The time is right for the EU and Russia to mend ties, but sanctions should stay in place for now, France has said.
“The time has come, the time is right, to work towards reducing the distrust between Russia and Europe, who ought to be partners on a strategic and economic level,” French foreign minister Jean-Yves Le Drian said in Moscow on Monday (9 September).
“We have acknowledged significant progress, significant changes over the past months,” he added.
He referred to a recent Ukraine-Russia prisoner exchange deal as “a practical result that France had encouraged”.
“It’s not yet the time to lift sanctions … [but] we are seeing a new state of mind compared to that of the last few years, which we are pleased about,” he also said.
Le Drian spoke after meeting his Russian counterpart, Sergei Lavrov.

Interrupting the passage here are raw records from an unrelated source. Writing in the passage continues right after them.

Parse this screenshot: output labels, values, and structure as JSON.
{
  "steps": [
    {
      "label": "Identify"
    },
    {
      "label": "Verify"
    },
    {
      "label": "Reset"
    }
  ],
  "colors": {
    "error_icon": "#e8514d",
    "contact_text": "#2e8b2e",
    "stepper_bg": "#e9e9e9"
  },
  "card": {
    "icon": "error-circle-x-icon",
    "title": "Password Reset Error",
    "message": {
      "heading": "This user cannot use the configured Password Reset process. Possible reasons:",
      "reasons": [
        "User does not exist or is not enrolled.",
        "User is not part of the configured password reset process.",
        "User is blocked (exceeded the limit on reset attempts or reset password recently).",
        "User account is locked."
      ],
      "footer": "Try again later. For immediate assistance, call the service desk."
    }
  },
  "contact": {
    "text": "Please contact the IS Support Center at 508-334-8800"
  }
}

The French defence minister and senior officials also travelled to Moscow to meet their opposite numbers.
For his part, Lavrov spoke of joint Franco-Russian “efforts for ensuring a harmonious transition of the world order that took shape after the Cold War ended”.
Russia’s defence minister Sergei Shoigu also called for “fresh impetus to our relations in the strategic [military] area”.
The EU imposed diplomatic and economic sanctions on Russia after it invaded Ukraine in 2014.
The prisoner exchange aside, it was unclear on Monday which “significant progress” Le Drian was referring to.
Russia continues to occupy Crimea and east Ukraine, with international monitors recording the usual exchanges of artillery and small arms fire on the contact line in east Ukraine in recent days.
Russian air strikes in Syria and its backing of a Libyan warlord called Khalifa Haftar also threaten new waves of mass emigration to Europe.
But for his part, French president Emmanuel Macron invited Russian president Vladimir Putin to his summer residence in France in August to try to mend fences.
Macron also suggested Russia should be welcomed back into the G7 club of wealthy nations.
The French turn on Russia comes after Macron started out on a hawkish note, when he publicly reprimanded Putin for meddling in French elections back in 2017.
Le Drian’s visit to Moscow on Monday also represented an easing of Europe’s diplomatic isolation of Russia.
The so-called “two-plus-two” meetings of Russian and French foreign defence ministers began prior to the Ukraine conflict, but were later put on ice.
“We are delighted that president of Russia Vladimir Putin and president of France Emmanuel Macron decided to revive this format,” Lavrov said on Monday.
France and Germany also planned to represent the EU at a new peace summit with Russia and Ukraine to be held in Paris “within the next few days,” Le Drian said.